3x Seering Blaze
2x Red Sun’s Zenith
2x Flames of the Firebrand
2x Chandra’s Outrage
1x Chandra’s Fury
2x Ruby Medallion
1x Chandra Ablaze
2x Valakut, the Molten Pinnacle
My main goal was to avoid burn spells that only hit creatures, or only hit players. Versatility is important. For multiplayer use, a bit more mass burn might be needed, but a couple of Flamebreaks and Magma Phoenixes should do the trick okay. I’d consider Shard Phoenix to be a possible contender here too.
Another cool feature is that we have stuff like Seering Blaze and Chandra’s Outrage that don’t force us to choose between burning opponents or their creatures – we get to do both! Adding more of these could be useful – Arc Trail, for example is another card that can hit a player and kill a creature all at once.
Valakut was added as another way to improve late-game effectiveness, buy turning useless land draws into more Lightning Bolts. Burn spells with Buyback, Flashback or Retrace are also worth looking at if you find you have trouble closing out games that run long.

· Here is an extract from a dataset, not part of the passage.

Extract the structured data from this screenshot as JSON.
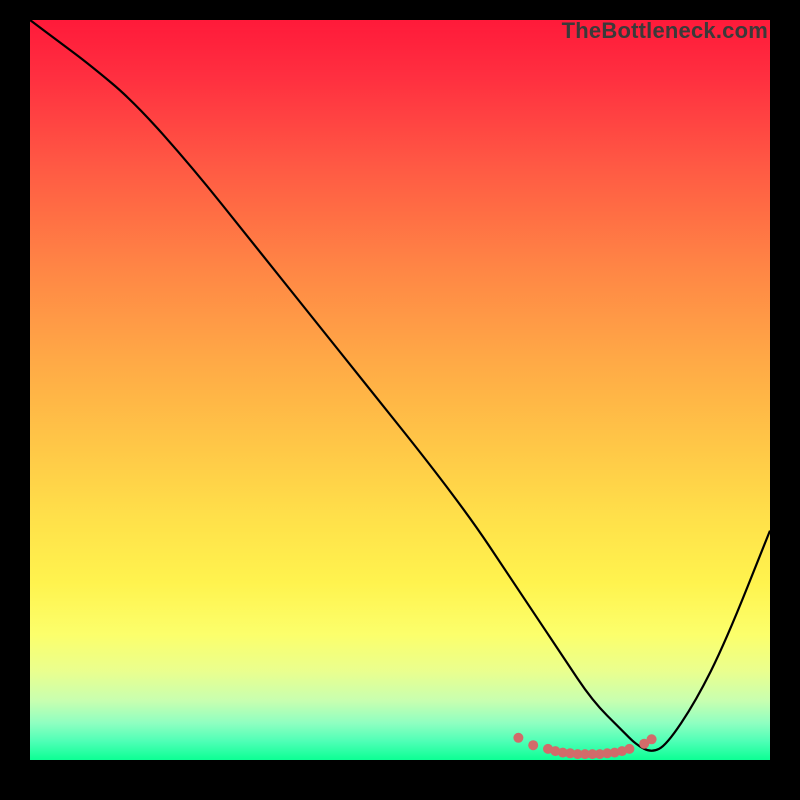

A Planechase planar deck to go along with the above list:
Aretopolis – Life gain and card draw both help with the whole “late game” issue.
Glimmervoid Basin – Just imagine casting a single Lightning Bolt and hitting every single creature and player for 3…Okay, that's basically what Flamebreak does, but for only one mana!
Izzet Steam Maze – Same idea as above, but more surgical.
Kilnspire District – Red mana. Duh.
Naar Isle – MOAR FIRE!
Panopticon – Draw cards for fun and profit!
Stronghold Furnace – Could backfire, yes, but Planechase is all about living on the edge.
Trail of the Mage-Rings – Yet another way to get more burn for our buck.
Planewide Disaster – Many of your creatures can come back later. Hopefully, theirs’ can’t.
Mutual Epiphany – No Red mage would every turn down the chance to draw 4 for free.